● **Task statement**
Gather from the material every line that contains the string "description".

● **Source records**
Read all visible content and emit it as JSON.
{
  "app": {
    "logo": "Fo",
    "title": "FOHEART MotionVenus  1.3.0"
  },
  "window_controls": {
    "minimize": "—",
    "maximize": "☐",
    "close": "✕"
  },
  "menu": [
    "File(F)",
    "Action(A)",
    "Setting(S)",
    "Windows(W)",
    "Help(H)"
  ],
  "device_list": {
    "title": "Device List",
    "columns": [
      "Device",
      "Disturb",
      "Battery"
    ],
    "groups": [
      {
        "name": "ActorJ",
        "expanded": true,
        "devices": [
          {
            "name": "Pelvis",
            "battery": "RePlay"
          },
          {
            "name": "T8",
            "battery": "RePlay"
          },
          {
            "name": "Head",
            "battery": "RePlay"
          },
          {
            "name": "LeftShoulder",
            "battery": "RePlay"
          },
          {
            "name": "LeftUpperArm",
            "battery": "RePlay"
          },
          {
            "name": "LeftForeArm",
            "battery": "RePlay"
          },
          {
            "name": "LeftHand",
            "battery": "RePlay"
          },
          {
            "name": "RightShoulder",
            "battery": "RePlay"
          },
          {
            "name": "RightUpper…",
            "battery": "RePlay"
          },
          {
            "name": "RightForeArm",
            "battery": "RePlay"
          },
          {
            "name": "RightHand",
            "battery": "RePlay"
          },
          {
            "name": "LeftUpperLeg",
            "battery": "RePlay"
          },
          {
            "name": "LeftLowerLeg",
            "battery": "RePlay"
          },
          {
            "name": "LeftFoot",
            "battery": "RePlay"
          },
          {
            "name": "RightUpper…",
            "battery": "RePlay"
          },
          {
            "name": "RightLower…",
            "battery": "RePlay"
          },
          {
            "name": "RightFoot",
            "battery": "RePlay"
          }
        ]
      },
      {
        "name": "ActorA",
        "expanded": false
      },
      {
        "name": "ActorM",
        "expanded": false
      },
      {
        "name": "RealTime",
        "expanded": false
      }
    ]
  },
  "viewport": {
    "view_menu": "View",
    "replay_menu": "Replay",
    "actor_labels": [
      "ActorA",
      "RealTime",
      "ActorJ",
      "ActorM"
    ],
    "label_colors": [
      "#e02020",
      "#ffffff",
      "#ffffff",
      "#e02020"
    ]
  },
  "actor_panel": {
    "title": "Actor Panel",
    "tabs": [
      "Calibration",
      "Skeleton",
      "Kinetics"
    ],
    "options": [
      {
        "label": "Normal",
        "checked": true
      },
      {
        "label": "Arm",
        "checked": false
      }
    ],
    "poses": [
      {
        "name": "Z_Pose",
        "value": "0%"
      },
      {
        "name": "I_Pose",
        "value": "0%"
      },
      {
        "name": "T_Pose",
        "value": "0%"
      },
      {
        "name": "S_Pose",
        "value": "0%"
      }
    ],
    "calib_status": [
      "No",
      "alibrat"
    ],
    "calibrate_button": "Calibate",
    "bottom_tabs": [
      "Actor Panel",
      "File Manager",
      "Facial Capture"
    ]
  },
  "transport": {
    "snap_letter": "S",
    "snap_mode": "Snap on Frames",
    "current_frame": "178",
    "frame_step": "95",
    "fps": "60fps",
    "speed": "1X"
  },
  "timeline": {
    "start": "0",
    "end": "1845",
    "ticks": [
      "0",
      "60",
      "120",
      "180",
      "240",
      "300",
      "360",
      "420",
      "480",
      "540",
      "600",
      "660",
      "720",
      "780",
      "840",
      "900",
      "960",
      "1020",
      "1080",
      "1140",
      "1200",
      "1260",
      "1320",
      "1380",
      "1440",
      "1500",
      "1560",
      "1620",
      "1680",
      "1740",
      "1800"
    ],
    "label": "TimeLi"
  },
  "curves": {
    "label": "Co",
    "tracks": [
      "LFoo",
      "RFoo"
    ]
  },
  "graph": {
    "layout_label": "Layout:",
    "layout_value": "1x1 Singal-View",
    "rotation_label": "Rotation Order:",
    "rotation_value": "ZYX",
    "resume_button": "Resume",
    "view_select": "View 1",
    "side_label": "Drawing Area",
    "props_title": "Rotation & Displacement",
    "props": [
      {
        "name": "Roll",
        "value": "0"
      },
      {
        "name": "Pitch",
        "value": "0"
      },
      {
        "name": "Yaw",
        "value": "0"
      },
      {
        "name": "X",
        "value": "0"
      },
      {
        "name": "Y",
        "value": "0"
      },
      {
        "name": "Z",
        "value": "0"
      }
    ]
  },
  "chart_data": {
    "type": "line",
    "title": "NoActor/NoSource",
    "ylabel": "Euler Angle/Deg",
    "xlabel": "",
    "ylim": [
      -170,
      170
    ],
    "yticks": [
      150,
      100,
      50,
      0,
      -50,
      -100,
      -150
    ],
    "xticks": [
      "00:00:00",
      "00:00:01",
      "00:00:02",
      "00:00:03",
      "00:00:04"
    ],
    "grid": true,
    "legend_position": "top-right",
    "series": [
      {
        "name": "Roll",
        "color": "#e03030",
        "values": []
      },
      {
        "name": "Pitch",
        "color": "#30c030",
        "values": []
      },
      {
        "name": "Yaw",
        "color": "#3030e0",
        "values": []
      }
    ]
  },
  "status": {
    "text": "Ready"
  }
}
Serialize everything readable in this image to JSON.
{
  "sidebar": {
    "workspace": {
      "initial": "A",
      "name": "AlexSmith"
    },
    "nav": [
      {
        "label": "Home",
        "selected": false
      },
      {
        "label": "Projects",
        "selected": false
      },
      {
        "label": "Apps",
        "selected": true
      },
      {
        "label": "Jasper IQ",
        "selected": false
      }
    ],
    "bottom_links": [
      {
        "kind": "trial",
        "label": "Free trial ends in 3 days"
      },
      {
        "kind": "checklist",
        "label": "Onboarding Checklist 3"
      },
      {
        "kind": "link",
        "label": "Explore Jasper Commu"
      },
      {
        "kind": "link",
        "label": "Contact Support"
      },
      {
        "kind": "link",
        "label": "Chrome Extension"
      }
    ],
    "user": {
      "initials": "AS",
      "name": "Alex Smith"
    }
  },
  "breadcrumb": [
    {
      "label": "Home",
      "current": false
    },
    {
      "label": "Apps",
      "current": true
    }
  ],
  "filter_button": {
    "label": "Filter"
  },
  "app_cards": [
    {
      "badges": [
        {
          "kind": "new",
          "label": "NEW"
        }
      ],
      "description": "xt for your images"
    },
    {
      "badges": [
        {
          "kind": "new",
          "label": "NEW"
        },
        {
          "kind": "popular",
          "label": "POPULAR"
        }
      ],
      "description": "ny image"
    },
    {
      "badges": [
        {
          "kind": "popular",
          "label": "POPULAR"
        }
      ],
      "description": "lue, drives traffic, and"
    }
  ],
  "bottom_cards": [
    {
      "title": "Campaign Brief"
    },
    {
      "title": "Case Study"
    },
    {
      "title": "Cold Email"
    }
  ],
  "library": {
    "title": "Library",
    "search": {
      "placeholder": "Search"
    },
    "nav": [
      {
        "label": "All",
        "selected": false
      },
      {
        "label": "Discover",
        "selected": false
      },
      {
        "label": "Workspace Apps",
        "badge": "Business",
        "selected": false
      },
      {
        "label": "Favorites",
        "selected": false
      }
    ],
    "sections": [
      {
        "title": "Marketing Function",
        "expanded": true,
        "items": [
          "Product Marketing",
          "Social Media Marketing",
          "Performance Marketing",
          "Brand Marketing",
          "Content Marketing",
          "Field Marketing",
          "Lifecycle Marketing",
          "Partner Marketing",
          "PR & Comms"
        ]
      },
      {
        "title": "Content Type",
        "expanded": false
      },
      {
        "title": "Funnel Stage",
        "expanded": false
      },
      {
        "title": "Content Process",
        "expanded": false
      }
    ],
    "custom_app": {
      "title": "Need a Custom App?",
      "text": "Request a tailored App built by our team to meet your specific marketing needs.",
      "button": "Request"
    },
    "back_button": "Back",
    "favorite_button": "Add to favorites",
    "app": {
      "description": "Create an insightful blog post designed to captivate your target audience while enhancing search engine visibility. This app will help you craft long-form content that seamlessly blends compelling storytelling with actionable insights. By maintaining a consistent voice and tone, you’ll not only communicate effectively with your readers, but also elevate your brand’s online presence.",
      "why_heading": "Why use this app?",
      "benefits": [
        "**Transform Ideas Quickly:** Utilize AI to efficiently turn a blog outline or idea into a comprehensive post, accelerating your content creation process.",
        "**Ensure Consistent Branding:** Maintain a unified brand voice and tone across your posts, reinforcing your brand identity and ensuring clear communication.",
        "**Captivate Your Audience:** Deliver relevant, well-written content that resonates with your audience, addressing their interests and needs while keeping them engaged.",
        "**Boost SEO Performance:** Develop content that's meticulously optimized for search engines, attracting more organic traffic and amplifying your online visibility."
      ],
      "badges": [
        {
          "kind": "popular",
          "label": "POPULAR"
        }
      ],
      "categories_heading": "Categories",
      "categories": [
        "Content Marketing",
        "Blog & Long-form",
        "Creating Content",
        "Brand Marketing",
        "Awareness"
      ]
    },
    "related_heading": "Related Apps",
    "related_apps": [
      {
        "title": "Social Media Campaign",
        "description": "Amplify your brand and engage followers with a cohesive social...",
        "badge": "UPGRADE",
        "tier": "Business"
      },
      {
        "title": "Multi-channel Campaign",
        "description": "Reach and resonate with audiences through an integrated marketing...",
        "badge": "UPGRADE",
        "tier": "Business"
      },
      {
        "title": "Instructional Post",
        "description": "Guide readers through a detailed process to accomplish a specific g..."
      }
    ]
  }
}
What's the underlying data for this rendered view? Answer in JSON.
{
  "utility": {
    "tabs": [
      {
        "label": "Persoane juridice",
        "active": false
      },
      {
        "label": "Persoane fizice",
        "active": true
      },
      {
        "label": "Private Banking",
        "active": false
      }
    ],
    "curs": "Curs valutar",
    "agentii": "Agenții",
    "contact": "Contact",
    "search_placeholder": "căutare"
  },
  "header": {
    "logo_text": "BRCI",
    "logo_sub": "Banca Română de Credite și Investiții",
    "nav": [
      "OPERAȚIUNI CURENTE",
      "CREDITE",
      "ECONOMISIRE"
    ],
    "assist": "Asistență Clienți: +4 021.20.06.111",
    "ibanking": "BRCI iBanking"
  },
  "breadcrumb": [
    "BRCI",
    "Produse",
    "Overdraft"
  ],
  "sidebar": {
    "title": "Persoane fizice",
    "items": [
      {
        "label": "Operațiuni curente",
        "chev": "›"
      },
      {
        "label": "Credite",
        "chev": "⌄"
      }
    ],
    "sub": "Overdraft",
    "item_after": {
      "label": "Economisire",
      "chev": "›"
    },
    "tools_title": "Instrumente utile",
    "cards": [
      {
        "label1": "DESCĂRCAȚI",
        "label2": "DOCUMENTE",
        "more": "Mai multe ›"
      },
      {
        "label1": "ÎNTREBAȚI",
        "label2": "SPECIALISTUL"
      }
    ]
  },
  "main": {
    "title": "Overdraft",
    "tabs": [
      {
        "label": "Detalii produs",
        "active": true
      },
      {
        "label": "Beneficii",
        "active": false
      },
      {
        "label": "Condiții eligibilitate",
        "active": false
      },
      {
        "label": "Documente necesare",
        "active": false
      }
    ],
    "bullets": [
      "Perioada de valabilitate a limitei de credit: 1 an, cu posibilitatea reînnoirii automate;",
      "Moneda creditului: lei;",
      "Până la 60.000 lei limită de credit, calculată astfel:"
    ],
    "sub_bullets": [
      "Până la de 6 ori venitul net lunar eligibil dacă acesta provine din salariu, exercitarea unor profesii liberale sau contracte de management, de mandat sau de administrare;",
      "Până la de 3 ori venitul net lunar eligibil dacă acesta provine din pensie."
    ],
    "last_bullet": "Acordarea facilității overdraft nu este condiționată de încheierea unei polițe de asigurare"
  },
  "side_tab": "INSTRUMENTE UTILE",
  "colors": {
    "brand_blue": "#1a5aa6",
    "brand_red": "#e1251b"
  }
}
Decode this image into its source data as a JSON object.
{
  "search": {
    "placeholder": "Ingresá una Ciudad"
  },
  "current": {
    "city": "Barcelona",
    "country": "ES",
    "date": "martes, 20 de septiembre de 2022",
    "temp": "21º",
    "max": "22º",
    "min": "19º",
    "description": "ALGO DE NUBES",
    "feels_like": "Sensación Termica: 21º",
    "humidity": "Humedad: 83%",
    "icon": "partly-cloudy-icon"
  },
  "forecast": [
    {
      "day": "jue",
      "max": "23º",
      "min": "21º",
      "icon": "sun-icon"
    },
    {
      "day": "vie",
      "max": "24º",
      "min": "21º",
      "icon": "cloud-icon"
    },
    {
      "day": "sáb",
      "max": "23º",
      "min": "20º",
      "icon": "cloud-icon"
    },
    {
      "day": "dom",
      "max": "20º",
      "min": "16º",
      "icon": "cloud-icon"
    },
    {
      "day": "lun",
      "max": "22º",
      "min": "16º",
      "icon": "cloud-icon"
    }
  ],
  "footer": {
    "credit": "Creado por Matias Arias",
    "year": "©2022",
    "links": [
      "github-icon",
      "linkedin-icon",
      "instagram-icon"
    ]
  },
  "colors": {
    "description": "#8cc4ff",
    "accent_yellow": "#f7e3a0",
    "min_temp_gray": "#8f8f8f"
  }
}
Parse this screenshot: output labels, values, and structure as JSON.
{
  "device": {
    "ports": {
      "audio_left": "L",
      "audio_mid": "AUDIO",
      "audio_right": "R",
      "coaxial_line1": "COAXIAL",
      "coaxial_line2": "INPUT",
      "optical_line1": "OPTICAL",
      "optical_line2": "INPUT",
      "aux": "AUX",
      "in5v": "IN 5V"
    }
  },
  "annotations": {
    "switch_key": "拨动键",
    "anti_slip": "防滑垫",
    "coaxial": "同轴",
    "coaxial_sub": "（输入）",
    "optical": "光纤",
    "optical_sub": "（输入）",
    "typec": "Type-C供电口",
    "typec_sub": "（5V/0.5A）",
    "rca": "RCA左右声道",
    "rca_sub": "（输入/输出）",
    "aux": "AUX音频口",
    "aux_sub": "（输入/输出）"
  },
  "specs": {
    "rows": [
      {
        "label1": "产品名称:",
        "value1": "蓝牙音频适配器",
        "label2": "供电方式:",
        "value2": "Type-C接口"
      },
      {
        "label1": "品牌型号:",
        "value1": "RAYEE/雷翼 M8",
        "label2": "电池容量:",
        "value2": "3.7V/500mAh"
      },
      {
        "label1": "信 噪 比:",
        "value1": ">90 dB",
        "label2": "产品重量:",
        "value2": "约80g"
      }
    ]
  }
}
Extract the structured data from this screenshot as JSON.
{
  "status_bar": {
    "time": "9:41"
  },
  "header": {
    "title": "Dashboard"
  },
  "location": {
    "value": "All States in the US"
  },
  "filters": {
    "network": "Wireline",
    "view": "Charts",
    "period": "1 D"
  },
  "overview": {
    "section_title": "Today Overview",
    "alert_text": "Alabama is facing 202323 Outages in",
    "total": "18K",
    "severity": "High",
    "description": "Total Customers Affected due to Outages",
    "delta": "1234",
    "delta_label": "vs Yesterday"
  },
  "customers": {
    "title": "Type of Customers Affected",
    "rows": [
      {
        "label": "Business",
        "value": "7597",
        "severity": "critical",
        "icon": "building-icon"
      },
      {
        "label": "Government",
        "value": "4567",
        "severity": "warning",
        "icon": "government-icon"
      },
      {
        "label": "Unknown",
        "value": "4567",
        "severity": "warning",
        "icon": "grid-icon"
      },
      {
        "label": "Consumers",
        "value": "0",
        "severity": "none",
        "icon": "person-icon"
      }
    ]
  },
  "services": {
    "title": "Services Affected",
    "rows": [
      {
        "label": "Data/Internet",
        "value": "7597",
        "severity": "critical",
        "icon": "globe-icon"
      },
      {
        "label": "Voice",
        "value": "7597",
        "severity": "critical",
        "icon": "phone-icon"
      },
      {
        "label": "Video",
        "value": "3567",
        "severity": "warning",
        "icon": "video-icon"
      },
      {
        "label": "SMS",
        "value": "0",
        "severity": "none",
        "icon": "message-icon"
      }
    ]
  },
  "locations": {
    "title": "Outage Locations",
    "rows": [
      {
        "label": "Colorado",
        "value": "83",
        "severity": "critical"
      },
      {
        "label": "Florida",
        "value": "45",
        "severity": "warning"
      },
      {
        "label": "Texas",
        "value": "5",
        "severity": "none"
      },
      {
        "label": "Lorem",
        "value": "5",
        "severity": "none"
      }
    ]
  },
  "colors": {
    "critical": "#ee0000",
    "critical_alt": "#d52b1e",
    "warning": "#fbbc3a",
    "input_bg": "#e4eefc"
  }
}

● **Exercise solution**
      "description": "xt for your images"
      "description": "ny image"
      "description": "lue, drives traffic, and"
      "description": "Create an insightful blog post designed to captivate your target audience while enhancing search engine visibility. This app will help you craft long-form content that seamlessly blends compelling storytelling with actionable insights. By maintaining a consistent voice and tone, you’ll not only communicate effectively with your readers, but also elevate your brand’s online presence.",
        "description": "Amplify your brand and engage followers with a cohesive social...",
        "description": "Reach and resonate with audiences through an integrated marketing...",
        "description": "Guide readers through a detailed process to accomplish a specific g..."
    "description": "ALGO DE NUBES",
    "description": "#8cc4ff",
    "description": "Total Customers Affected due to Outages",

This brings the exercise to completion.